Located in the Primz Bizhub Coffeeshop, 块三点心 sells decent dim sum at a fraction of what you’d pay in a restaurant. This stall’s name literally translates to $1.30 dim sum, and as you probably can infer, everything only costs $1.30! I’m a sucker for saving cash so as you can probably imagine, I couldn’t wait to snap up this great deal.
Don’t fret, you don’t need to buy an online coupon and this deal doesn’t come with Terms & Conditions or a minimum spend. Just order and multiply the number of items by $1.30- voila, you’ve got you total bill. Also, feel free to come down any time you’re craving your dim sum snacks because it’s open 24 hours.
Take your pick from their wide selection of 29 items including our favourite char siew pau (roasted meat bun) and Century Egg Pork Porridge. If you’re in the mood for something more adventurous, go for their Coffee Bun or Chicken Feet.
Oh and as a plus, all their dishes are handmade. (See the 手工包点 sign right in front of the stall?) The stall has almost all their dim sum items on display, so if you’re one to look before ordering, take your time to browse.
We dropped by in the morning so we mainly ordered our preferred breakfast-ish dishes. For me, dim sum is really perfect any time of the day, so don’t just stick to what we had.
First up, the Prawn Dumpling (more affectionally known as har kow); a staple on the dim sum menu featuring a prawn filling encased within a “crystal skin”.
The prawn filling was well seasoned with chopped up bits of prawn within. Although the filling wasn’t too shabby, the skin failed to match up. We felt that the skin was a little too thick and chewy, a slight departure from the silky and thin skin we expected.
What else to get for breakfast? We recommend the Century Egg Pork Porridge. The bowl of pork porridge came with a huge scoop of century egg and scallions. The porridge itself was good on it’s own, but together with the egg? It was truly one flavourful spoonful after another.
The porridge also had a nice mouthfeel and had a good consistency such that it was fairly easy to eat. The portion as a whole might seem a little small it you’re having it alone, but at $1.30 an item, get some dim sum sides or another bowl of porridge.
Unlike your usual liu sha bao, the Custard Pau won’t be oozing out salted egg. Instead, find a solid, rich buttery custard as you tear open the bun. The bun came in a pair and had skin that was soft yet springy.

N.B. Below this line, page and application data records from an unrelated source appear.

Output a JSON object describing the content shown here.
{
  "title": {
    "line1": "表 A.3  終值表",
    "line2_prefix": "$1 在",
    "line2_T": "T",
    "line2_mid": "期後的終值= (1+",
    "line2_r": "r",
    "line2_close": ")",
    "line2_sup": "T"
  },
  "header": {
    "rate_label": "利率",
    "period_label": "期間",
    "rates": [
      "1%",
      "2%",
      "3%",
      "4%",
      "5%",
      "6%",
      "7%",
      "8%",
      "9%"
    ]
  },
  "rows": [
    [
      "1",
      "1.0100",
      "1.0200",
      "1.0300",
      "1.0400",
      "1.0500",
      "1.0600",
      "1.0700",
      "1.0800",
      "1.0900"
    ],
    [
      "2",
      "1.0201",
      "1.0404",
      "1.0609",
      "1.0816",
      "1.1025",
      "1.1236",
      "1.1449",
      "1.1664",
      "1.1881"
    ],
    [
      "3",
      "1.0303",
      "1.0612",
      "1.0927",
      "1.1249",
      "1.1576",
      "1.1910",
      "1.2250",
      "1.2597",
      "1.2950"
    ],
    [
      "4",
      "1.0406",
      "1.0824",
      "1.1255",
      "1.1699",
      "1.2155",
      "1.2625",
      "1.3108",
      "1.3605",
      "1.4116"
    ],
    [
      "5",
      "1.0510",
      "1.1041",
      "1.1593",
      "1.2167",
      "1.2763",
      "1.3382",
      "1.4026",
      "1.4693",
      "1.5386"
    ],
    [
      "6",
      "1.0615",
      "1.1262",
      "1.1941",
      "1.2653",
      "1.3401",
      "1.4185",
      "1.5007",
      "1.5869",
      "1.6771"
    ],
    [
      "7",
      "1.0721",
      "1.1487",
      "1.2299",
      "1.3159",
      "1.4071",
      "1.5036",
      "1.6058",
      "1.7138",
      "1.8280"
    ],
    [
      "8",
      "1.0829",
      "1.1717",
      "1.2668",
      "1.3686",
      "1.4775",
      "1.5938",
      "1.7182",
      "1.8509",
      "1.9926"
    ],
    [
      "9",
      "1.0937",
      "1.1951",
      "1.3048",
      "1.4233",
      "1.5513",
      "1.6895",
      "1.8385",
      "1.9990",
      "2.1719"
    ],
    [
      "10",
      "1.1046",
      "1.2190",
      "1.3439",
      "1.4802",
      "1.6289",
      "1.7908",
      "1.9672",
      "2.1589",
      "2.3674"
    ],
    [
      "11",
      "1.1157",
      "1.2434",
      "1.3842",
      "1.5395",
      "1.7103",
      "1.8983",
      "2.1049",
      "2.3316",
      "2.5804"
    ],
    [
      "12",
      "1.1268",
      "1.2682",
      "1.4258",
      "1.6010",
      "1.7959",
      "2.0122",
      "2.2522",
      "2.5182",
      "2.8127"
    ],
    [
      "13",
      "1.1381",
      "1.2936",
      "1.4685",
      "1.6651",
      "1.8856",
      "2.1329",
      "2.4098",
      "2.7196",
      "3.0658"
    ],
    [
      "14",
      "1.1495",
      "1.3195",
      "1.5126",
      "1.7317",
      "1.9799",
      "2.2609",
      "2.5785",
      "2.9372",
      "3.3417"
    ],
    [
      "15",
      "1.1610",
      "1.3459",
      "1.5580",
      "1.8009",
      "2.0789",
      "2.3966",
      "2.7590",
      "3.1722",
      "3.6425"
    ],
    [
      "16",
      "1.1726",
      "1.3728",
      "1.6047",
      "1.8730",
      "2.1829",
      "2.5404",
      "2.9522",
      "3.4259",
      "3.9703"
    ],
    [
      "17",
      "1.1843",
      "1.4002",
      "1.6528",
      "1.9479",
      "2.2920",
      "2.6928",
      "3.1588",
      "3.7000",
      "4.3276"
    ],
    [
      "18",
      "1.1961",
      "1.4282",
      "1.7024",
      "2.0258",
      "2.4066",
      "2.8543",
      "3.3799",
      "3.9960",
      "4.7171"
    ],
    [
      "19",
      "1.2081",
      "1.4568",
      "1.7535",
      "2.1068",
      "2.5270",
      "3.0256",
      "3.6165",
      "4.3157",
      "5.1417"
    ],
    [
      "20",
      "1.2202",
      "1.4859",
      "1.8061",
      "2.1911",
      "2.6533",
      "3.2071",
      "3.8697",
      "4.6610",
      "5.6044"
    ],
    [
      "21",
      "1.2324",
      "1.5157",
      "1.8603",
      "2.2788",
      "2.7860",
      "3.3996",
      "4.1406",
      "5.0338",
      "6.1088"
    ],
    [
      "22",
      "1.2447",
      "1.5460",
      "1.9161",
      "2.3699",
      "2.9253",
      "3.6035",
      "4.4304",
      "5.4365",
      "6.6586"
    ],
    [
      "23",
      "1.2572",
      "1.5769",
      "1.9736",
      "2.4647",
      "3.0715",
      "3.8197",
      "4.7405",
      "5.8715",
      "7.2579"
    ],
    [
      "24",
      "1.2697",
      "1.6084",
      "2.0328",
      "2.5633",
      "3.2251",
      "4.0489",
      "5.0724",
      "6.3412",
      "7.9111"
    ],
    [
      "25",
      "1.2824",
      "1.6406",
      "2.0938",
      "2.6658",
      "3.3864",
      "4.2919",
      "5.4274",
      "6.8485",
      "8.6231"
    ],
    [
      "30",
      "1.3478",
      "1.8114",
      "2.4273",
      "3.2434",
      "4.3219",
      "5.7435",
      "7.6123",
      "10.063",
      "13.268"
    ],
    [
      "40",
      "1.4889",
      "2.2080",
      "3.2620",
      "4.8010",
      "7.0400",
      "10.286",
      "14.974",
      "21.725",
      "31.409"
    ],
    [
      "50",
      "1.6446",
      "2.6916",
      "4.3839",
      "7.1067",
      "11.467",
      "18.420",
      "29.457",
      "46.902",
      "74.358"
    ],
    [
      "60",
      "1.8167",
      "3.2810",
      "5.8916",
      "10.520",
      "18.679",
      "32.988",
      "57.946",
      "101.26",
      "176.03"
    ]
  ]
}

The bun part of the Custard Pau tasted pretty average. On the other hand, the custard was eggy and sweet; a Chinese version of the creme caramel.
This dish wasn’t our favourite but if you’re a fan of these kinds of bao, don’t dismiss it till you’ve tried it.
Next, we got the widely popular Char Siew Pau. As with all paus, each stall has their own blend of seasoning and ingredients. Here at Kuai San Dian Xin, the char siew used was a more fatty version.
We felt that together with the bland skin, it balanced out nicely and brought a nice bout of richness to the dish. Additionally, the char siew sauce was sweet and savoury; making it tasty and not heavy on the palate.
Lastly, we rounded off the meal with the Carrot Cake, and no I’m not talking about the one with cream cheese frosting. For Kuai San Dian Xin’s rendition of this dish, the slices of carrot cake were fried after being steamed.
The exterior was crispy without being too hard while the insides were soft and chewy. It was not overly greasy and the taste of the carrot cake was very prominent even though it was fried. Carrot cake is one of the dishes that we suggest you try.
Overall, the dim sum was not particularly amazing, but hey you get what you pay for – for the price of $1.30 a basket, I don’t think you can find a cheaper dim sum place in Singapore.
Situated in a discreet corner in Woodlands, Kuai San Dian Xin might seem ulu and far for some, but for those of you willing to make the trip down (or just happen to be in the neighbourhood), pop by to try this dim sum at an extremely affordable price if you’re not fussy about quality.
Expected Damage: $3 – $10 per pax